TASK OBJECTIVE: Report, in full, each line of the material below in which the string "WHERE" occurs.

SOURCE MATERIAL:
--- START ---

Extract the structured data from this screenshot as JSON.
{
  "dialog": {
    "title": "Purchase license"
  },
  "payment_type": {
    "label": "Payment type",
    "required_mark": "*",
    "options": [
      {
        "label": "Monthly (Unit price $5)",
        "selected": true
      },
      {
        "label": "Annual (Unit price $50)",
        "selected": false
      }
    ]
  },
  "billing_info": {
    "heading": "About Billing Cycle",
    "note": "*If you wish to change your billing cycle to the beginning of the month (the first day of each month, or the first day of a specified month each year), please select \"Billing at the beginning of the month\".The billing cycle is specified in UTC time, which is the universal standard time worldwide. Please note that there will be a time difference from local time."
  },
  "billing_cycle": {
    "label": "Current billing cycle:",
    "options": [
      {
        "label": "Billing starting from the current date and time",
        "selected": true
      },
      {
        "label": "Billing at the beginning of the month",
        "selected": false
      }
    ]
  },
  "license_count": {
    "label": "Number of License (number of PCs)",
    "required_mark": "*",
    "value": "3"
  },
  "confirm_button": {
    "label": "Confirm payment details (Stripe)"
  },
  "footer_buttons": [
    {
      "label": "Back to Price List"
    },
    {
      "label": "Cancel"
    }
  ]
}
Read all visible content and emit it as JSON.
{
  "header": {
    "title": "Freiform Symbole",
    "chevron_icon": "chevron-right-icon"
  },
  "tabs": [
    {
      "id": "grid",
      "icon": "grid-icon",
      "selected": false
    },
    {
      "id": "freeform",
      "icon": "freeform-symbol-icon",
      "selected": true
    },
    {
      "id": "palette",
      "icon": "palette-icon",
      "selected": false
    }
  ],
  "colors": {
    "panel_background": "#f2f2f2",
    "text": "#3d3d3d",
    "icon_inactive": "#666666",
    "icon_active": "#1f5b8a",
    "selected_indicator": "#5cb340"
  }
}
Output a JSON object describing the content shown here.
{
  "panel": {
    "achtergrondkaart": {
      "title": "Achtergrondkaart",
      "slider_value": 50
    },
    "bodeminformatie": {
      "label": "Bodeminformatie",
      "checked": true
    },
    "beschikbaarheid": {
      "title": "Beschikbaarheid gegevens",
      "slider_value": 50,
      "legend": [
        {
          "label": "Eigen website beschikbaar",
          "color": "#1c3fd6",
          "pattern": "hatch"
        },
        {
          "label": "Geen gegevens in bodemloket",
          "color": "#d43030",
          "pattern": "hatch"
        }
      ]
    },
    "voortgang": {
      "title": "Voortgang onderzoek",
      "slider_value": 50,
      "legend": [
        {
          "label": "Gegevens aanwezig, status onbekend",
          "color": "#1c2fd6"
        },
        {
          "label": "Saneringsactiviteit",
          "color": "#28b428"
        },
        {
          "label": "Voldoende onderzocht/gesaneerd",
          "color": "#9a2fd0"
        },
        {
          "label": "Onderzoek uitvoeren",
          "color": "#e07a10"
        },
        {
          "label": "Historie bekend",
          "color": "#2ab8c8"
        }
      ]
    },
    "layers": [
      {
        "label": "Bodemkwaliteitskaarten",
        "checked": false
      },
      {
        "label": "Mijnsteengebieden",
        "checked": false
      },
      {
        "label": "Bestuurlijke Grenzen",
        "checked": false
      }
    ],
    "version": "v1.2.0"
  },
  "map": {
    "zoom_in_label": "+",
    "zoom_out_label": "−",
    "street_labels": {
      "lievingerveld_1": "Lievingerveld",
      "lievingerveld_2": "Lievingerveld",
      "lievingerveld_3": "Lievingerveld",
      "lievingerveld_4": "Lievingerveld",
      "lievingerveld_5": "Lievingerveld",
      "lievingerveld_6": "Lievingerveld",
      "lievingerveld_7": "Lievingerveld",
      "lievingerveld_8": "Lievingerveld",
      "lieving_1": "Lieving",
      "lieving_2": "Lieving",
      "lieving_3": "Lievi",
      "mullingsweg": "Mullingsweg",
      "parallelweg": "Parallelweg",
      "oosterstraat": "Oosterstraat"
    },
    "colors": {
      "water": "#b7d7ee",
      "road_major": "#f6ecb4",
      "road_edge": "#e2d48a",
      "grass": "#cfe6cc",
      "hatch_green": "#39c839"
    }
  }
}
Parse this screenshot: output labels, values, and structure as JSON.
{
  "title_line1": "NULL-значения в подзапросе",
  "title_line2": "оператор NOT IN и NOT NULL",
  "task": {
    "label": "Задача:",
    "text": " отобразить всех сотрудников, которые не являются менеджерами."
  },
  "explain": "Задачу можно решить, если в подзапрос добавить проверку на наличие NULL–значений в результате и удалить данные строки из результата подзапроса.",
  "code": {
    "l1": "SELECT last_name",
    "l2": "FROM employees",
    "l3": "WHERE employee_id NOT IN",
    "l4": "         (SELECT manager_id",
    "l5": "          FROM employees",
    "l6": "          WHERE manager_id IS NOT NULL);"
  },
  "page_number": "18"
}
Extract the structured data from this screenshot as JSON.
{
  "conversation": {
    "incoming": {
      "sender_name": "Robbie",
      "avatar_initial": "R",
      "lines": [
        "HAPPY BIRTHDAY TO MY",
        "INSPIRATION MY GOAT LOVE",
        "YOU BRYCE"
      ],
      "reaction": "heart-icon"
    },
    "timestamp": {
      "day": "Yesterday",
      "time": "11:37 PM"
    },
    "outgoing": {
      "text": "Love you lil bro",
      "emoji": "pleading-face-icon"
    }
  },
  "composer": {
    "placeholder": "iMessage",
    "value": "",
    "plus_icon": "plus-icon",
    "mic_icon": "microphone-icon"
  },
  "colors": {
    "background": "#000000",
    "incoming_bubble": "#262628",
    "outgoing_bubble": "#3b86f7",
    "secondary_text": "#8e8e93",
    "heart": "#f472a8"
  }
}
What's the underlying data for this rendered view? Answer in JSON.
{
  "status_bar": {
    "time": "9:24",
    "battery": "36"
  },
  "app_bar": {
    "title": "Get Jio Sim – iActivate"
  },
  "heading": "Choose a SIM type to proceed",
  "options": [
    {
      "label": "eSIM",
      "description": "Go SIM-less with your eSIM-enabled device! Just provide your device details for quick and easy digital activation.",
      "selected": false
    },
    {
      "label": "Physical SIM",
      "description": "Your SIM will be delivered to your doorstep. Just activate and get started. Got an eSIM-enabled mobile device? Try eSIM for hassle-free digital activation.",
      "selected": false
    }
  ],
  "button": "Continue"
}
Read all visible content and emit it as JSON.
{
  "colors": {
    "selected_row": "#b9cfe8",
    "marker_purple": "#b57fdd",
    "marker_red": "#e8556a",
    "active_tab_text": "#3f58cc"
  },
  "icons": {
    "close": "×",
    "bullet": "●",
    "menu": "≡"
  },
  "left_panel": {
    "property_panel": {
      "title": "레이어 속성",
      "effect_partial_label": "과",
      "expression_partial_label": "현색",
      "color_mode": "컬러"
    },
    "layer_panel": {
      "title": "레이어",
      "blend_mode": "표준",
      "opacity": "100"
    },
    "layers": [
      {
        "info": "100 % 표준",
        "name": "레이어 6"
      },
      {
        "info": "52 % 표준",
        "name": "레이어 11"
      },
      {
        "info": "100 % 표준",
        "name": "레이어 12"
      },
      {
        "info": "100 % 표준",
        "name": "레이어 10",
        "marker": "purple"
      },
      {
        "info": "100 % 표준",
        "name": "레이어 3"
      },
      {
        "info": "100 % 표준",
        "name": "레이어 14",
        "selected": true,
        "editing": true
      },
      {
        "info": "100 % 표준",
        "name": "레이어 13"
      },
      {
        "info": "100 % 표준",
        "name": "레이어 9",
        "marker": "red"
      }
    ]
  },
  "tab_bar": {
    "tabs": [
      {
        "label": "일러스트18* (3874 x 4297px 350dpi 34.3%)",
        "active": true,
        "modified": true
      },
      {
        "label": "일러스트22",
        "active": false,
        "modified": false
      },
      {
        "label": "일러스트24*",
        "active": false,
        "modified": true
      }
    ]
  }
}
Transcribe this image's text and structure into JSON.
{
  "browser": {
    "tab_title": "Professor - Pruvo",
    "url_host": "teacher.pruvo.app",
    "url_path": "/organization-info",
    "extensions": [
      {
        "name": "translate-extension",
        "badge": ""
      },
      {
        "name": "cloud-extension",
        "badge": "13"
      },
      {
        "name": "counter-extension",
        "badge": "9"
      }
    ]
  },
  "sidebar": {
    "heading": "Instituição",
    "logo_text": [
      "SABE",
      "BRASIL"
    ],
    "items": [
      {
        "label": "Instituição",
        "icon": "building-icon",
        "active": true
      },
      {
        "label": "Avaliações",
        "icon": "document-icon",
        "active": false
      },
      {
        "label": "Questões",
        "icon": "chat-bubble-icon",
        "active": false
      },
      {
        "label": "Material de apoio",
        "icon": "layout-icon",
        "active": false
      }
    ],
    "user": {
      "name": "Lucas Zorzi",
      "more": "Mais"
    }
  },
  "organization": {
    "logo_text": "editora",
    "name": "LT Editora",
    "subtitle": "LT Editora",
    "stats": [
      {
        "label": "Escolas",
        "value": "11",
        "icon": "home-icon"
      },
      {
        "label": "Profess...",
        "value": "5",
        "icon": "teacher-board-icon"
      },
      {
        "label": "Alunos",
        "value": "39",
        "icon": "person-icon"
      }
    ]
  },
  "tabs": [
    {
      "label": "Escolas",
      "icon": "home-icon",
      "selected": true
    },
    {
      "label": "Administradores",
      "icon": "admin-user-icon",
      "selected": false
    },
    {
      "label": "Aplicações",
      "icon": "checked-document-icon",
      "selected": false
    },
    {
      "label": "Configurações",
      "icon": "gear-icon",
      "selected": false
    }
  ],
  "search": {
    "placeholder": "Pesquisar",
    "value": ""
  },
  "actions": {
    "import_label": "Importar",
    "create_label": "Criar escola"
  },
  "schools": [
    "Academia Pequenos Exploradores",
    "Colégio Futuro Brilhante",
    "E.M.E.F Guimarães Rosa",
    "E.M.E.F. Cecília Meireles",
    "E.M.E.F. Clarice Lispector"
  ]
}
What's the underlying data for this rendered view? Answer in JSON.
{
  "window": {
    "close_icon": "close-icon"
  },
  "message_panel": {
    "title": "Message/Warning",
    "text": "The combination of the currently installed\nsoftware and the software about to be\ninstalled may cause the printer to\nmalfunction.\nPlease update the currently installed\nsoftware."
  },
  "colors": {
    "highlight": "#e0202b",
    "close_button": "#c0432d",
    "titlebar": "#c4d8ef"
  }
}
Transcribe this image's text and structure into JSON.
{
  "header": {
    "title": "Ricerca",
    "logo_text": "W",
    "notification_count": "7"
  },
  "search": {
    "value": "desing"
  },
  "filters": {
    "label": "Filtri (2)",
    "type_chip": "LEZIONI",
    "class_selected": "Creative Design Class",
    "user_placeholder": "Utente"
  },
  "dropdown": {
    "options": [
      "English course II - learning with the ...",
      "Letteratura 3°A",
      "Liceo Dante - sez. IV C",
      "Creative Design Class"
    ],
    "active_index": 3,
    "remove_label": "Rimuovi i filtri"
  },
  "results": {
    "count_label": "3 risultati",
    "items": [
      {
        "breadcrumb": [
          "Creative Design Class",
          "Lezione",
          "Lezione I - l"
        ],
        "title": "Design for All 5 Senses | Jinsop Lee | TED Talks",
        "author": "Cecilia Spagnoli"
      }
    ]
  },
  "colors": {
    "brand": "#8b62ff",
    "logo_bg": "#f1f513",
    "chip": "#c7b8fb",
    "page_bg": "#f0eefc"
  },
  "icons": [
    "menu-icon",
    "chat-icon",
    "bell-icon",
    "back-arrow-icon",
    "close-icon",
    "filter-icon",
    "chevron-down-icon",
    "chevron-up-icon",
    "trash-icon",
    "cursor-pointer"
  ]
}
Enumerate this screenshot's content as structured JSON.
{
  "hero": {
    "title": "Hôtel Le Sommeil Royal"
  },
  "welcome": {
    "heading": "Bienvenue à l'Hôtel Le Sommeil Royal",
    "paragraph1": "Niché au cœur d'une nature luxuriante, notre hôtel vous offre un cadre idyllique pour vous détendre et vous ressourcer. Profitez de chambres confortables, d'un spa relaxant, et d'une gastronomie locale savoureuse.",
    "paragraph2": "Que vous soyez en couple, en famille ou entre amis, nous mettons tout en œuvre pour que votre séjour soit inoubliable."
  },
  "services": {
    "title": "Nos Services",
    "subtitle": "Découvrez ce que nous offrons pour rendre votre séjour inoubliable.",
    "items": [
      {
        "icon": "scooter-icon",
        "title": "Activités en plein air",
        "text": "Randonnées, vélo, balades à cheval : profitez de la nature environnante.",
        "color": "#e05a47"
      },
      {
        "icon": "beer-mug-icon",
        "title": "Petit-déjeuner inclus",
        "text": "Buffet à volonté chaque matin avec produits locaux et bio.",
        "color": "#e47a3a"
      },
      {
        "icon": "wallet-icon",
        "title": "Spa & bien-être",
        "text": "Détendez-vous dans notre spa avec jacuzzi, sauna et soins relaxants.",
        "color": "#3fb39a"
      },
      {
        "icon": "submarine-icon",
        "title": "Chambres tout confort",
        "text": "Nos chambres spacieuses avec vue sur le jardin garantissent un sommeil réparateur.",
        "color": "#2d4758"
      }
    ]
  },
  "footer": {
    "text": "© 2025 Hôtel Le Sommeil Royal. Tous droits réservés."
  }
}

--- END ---

TASK SOLUTION:
    "l3": "WHERE employee_id NOT IN",
    "l6": "          WHERE manager_id IS NOT NULL);"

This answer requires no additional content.